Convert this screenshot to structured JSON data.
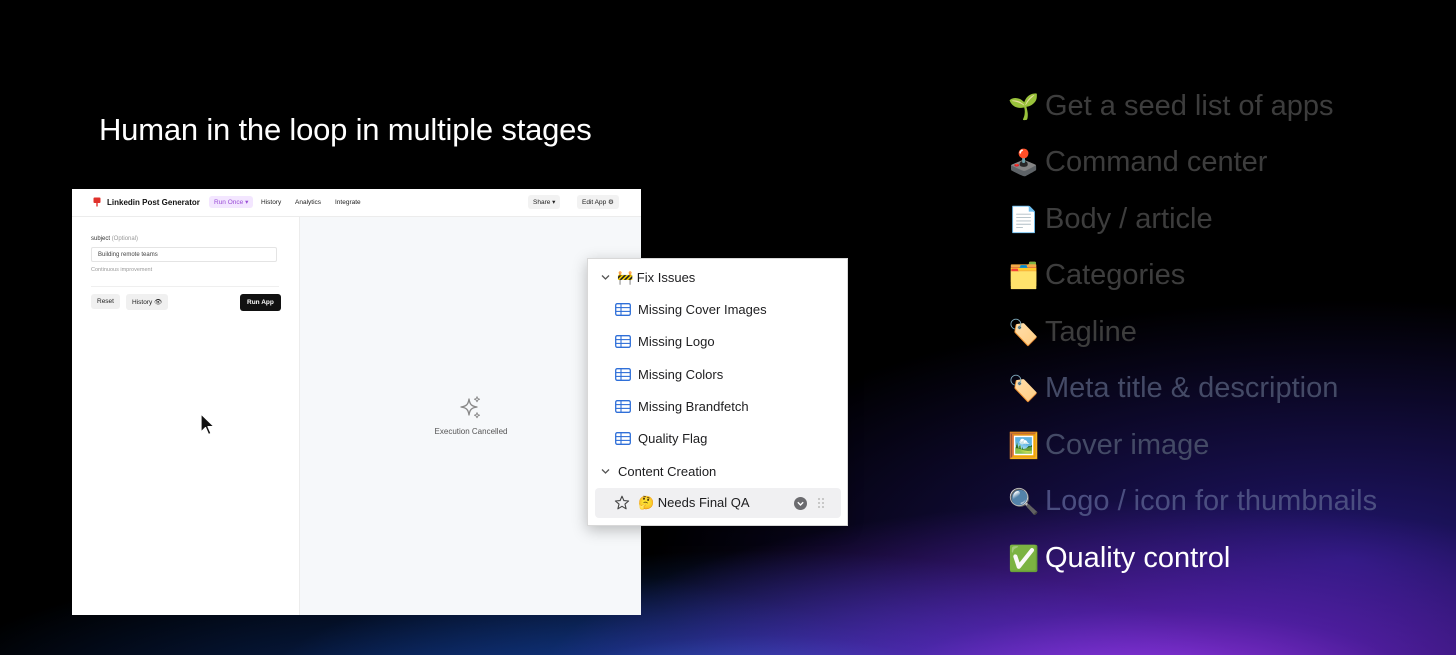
{
  "slide": {
    "title": "Human in the loop in multiple stages"
  },
  "app": {
    "name": "Linkedin Post Generator",
    "nav": {
      "run_once": "Run Once ▾",
      "history": "History",
      "analytics": "Analytics",
      "integrate": "Integrate",
      "share": "Share ▾",
      "edit_app": "Edit App ⚙"
    },
    "form": {
      "field_label": "subject",
      "field_optional": "(Optional)",
      "field_value": "Building remote teams",
      "field_hint": "Continuous improvement",
      "reset": "Reset",
      "history": "History 👁",
      "run": "Run App"
    },
    "output": {
      "status": "Execution Cancelled"
    },
    "icons": {
      "logo": "pin-icon",
      "sparkle": "sparkles-icon",
      "cursor": "mouse-pointer-icon"
    }
  },
  "popup": {
    "groups": [
      {
        "label": "🚧 Fix Issues",
        "items": [
          {
            "label": "Missing Cover Images"
          },
          {
            "label": "Missing Logo"
          },
          {
            "label": "Missing Colors"
          },
          {
            "label": "Missing Brandfetch"
          },
          {
            "label": "Quality Flag"
          }
        ]
      },
      {
        "label": "Content Creation",
        "items": [
          {
            "label": "🤔 Needs Final QA"
          }
        ]
      }
    ],
    "accent_color": "#2f6fd8"
  },
  "steps": [
    {
      "emoji": "🌱",
      "label": "Get a seed list of apps"
    },
    {
      "emoji": "🕹️",
      "label": "Command center"
    },
    {
      "emoji": "📄",
      "label": "Body / article"
    },
    {
      "emoji": "🗂️",
      "label": "Categories"
    },
    {
      "emoji": "🏷️",
      "label": "Tagline"
    },
    {
      "emoji": "🏷️",
      "label": "Meta title & description"
    },
    {
      "emoji": "🖼️",
      "label": "Cover image"
    },
    {
      "emoji": "🔍",
      "label": "Logo / icon for thumbnails"
    },
    {
      "emoji": "✅",
      "label": "Quality control"
    }
  ],
  "active_step": "Quality control"
}
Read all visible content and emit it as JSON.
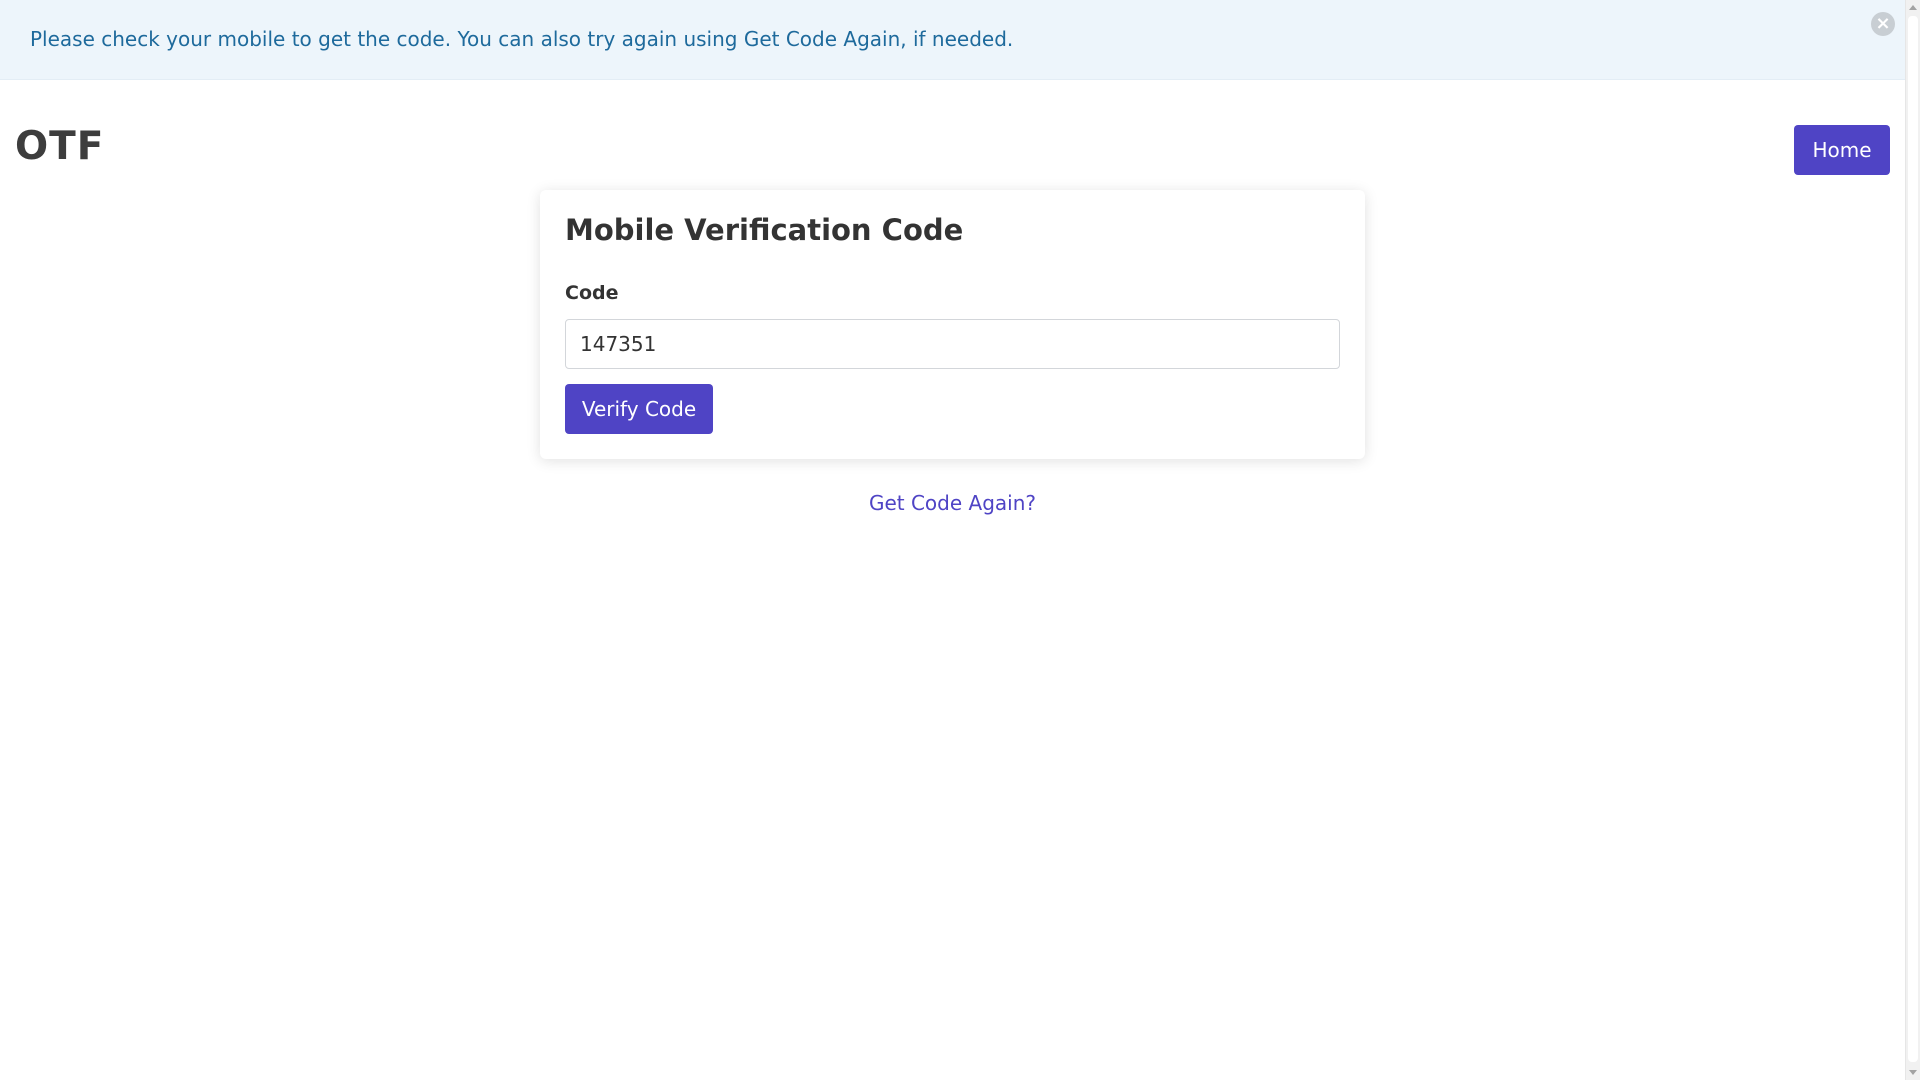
{
  "alert": {
    "message": "Please check your mobile to get the code. You can also try again using Get Code Again, if needed.",
    "close_symbol": "×"
  },
  "header": {
    "brand": "OTF",
    "home_label": "Home"
  },
  "card": {
    "title": "Mobile Verification Code",
    "code_label": "Code",
    "code_value": "147351",
    "verify_label": "Verify Code"
  },
  "links": {
    "get_code_again": "Get Code Again?"
  },
  "colors": {
    "primary": "#4f44c5",
    "alert_bg": "#edf5fb",
    "alert_text": "#1e6a9c"
  }
}
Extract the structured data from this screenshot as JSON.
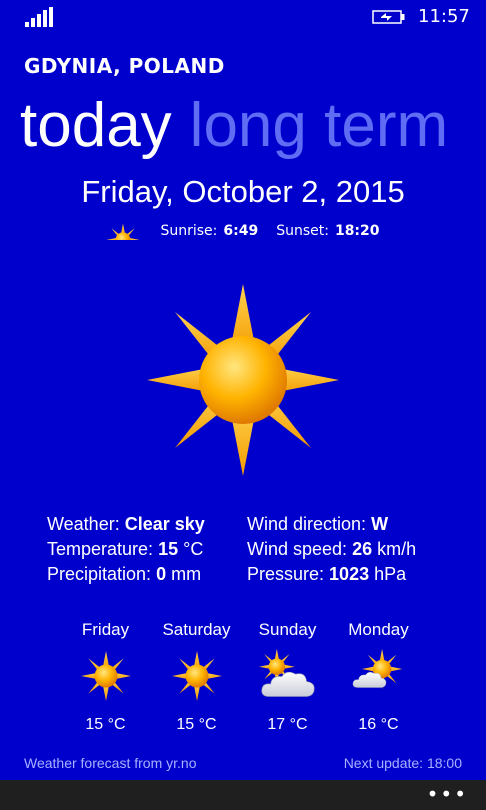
{
  "status": {
    "time": "11:57",
    "signal_icon": "signal-strength-icon",
    "battery_icon": "battery-charging-icon"
  },
  "location": "GDYNIA, POLAND",
  "pivot": {
    "active": "today",
    "inactive": "long term"
  },
  "date": "Friday, October 2, 2015",
  "sun": {
    "sunrise_label": "Sunrise:",
    "sunrise": "6:49",
    "sunset_label": "Sunset:",
    "sunset": "18:20"
  },
  "current": {
    "weather_label": "Weather:",
    "weather": "Clear sky",
    "temperature_label": "Temperature:",
    "temperature": "15",
    "temperature_unit": "°C",
    "precipitation_label": "Precipitation:",
    "precipitation": "0",
    "precipitation_unit": "mm",
    "wind_direction_label": "Wind direction:",
    "wind_direction": "W",
    "wind_speed_label": "Wind speed:",
    "wind_speed": "26",
    "wind_speed_unit": "km/h",
    "pressure_label": "Pressure:",
    "pressure": "1023",
    "pressure_unit": "hPa"
  },
  "forecast": [
    {
      "day": "Friday",
      "temp": "15 °C",
      "icon": "sun-icon"
    },
    {
      "day": "Saturday",
      "temp": "15 °C",
      "icon": "sun-icon"
    },
    {
      "day": "Sunday",
      "temp": "17 °C",
      "icon": "sun-cloud-icon"
    },
    {
      "day": "Monday",
      "temp": "16 °C",
      "icon": "sun-cloud-icon"
    }
  ],
  "footer": {
    "source": "Weather forecast from yr.no",
    "next_update": "Next update: 18:00"
  },
  "appbar": {
    "more": "•••"
  },
  "colors": {
    "background": "#0000cc",
    "pivot_inactive": "#5f6cf4",
    "sun": "#ffb300"
  }
}
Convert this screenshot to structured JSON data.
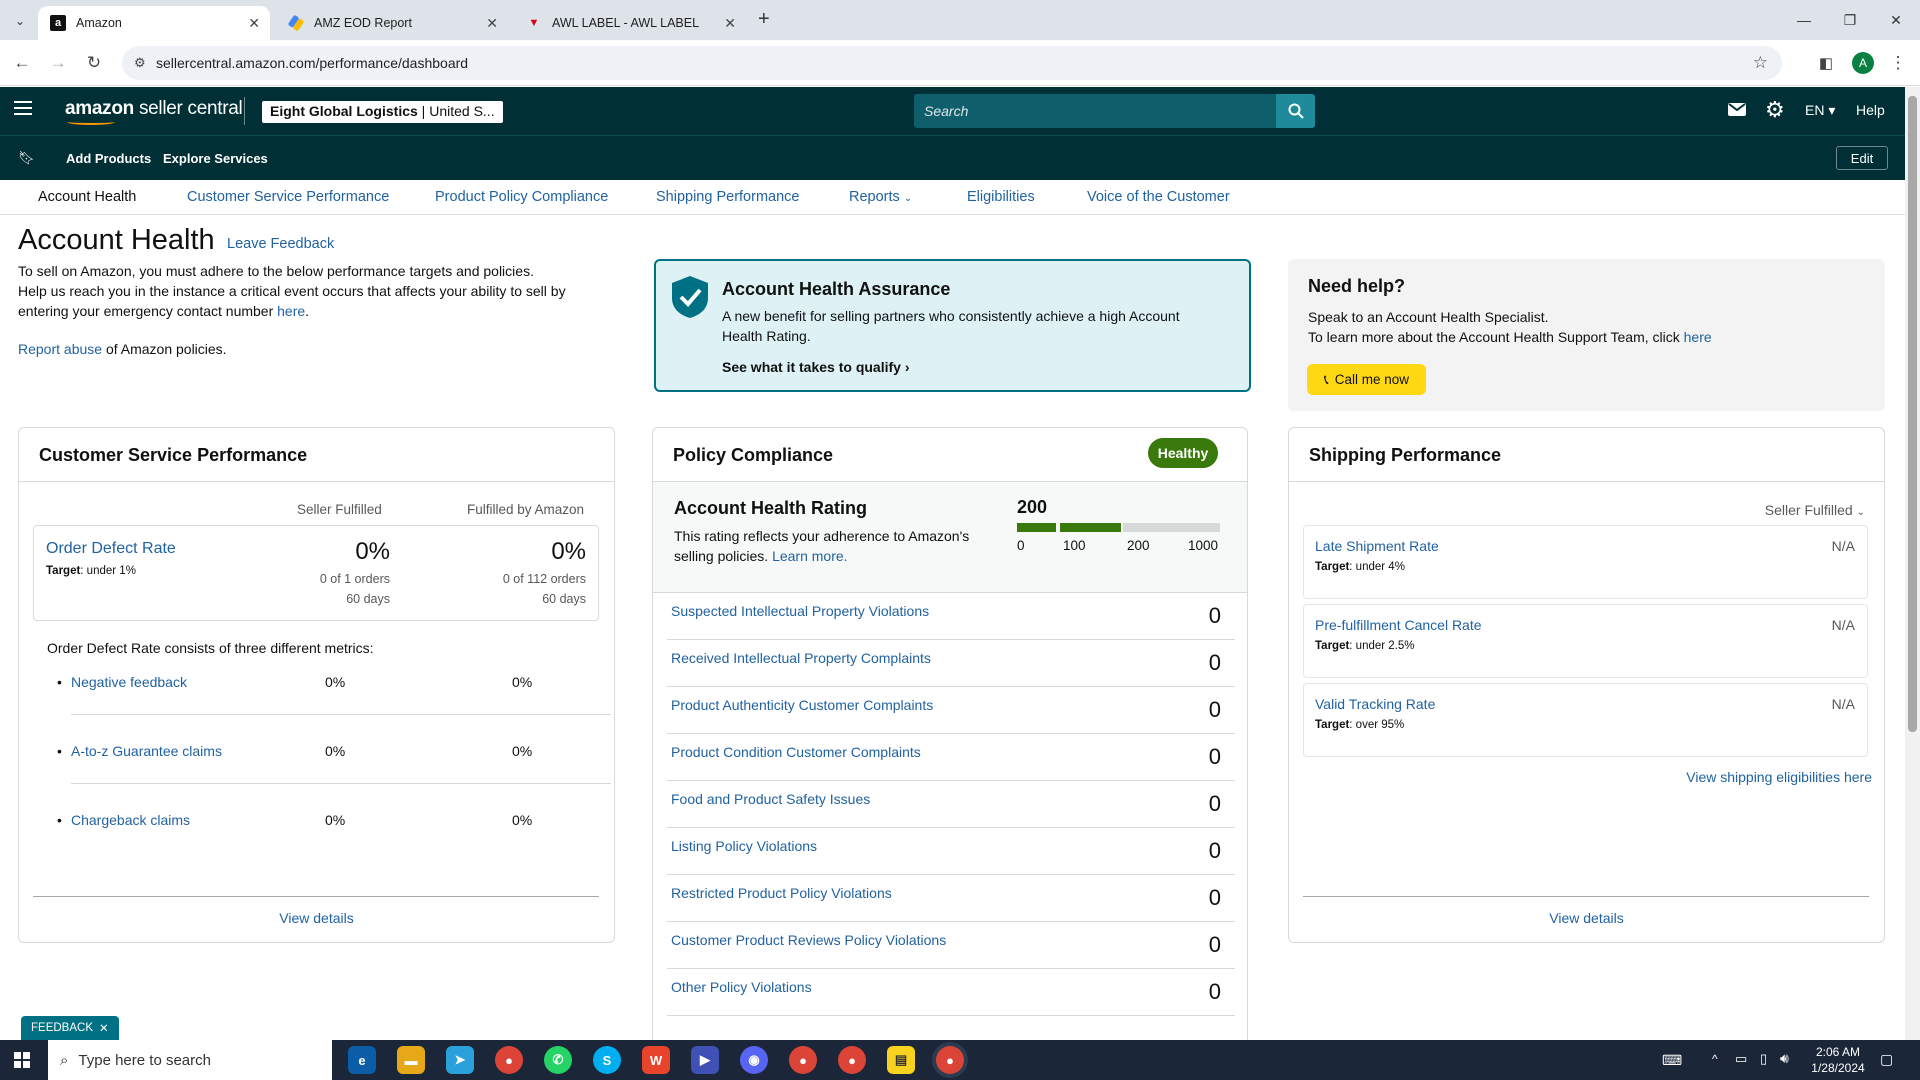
{
  "browser": {
    "tabs": [
      {
        "title": "Amazon",
        "favicon": "a"
      },
      {
        "title": "AMZ EOD Report",
        "favicon": "slides"
      },
      {
        "title": "AWL LABEL - AWL LABEL",
        "favicon": "awl"
      }
    ],
    "url": "sellercentral.amazon.com/performance/dashboard",
    "profile_initial": "A"
  },
  "header": {
    "logo_amazon": "amazon",
    "logo_rest": "seller central",
    "account_bold": "Eight Global Logistics",
    "account_rest": " | United S...",
    "search_placeholder": "Search",
    "lang": "EN",
    "help": "Help",
    "add_products": "Add Products",
    "explore_services": "Explore Services",
    "edit": "Edit"
  },
  "pagenav": [
    "Account Health",
    "Customer Service Performance",
    "Product Policy Compliance",
    "Shipping Performance",
    "Reports",
    "Eligibilities",
    "Voice of the Customer"
  ],
  "intro": {
    "title": "Account Health",
    "leave_feedback": "Leave Feedback",
    "line1": "To sell on Amazon, you must adhere to the below performance targets and policies.",
    "line2": "Help us reach you in the instance a critical event occurs that affects your ability to sell by",
    "line3": "entering your emergency contact number ",
    "here": "here",
    "dot": ".",
    "report_abuse": "Report abuse",
    "report_rest": " of Amazon policies."
  },
  "assurance": {
    "title": "Account Health Assurance",
    "desc1": "A new benefit for selling partners who consistently achieve a high Account",
    "desc2": "Health Rating.",
    "cta": "See what it takes to qualify"
  },
  "needhelp": {
    "title": "Need help?",
    "line1": "Speak to an Account Health Specialist.",
    "line2": "To learn more about the Account Health Support Team, click ",
    "here": "here",
    "button": "Call me now"
  },
  "csp": {
    "title": "Customer Service Performance",
    "col1": "Seller Fulfilled",
    "col2": "Fulfilled by Amazon",
    "odr_label": "Order Defect Rate",
    "target_word": "Target",
    "odr_target": ": under 1%",
    "odr_sf": "0%",
    "odr_fba": "0%",
    "odr_sf_orders": "0 of 1 orders",
    "odr_fba_orders": "0 of 112 orders",
    "days": "60 days",
    "consists": "Order Defect Rate consists of three different metrics:",
    "metrics": [
      {
        "label": "Negative feedback",
        "sf": "0%",
        "fba": "0%"
      },
      {
        "label": "A-to-z Guarantee claims",
        "sf": "0%",
        "fba": "0%"
      },
      {
        "label": "Chargeback claims",
        "sf": "0%",
        "fba": "0%"
      }
    ],
    "view_details": "View details"
  },
  "policy": {
    "title": "Policy Compliance",
    "badge": "Healthy",
    "ahr_title": "Account Health Rating",
    "ahr_desc1": "This rating reflects your adherence to Amazon's",
    "ahr_desc2": "selling policies. ",
    "learn_more": "Learn more.",
    "score": "200",
    "score_fraction": 0.2,
    "scale": [
      "0",
      "100",
      "200",
      "1000"
    ],
    "rows": [
      {
        "label": "Suspected Intellectual Property Violations",
        "value": "0"
      },
      {
        "label": "Received Intellectual Property Complaints",
        "value": "0"
      },
      {
        "label": "Product Authenticity Customer Complaints",
        "value": "0"
      },
      {
        "label": "Product Condition Customer Complaints",
        "value": "0"
      },
      {
        "label": "Food and Product Safety Issues",
        "value": "0"
      },
      {
        "label": "Listing Policy Violations",
        "value": "0"
      },
      {
        "label": "Restricted Product Policy Violations",
        "value": "0"
      },
      {
        "label": "Customer Product Reviews Policy Violations",
        "value": "0"
      },
      {
        "label": "Other Policy Violations",
        "value": "0"
      }
    ]
  },
  "shipping": {
    "title": "Shipping Performance",
    "filter": "Seller Fulfilled",
    "rows": [
      {
        "label": "Late Shipment Rate",
        "target": ": under 4%",
        "value": "N/A"
      },
      {
        "label": "Pre-fulfillment Cancel Rate",
        "target": ": under 2.5%",
        "value": "N/A"
      },
      {
        "label": "Valid Tracking Rate",
        "target": ": over 95%",
        "value": "N/A"
      }
    ],
    "eligibilities": "View shipping eligibilities here",
    "view_details": "View details"
  },
  "feedback_tab": "FEEDBACK",
  "taskbar": {
    "search": "Type here to search",
    "time": "2:06 AM",
    "date": "1/28/2024"
  },
  "colors": {
    "header": "#002f36",
    "healthy": "#3a7a0c",
    "link": "#2162a1",
    "assurance_border": "#007185"
  }
}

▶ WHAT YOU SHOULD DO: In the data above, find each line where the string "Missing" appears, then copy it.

▶ RESPONSE FOR THIS EXERCISE:
            "label": "Missing Cover Images"
            "label": "Missing Logo"
            "label": "Missing Colors"
            "label": "Missing Brandfetch"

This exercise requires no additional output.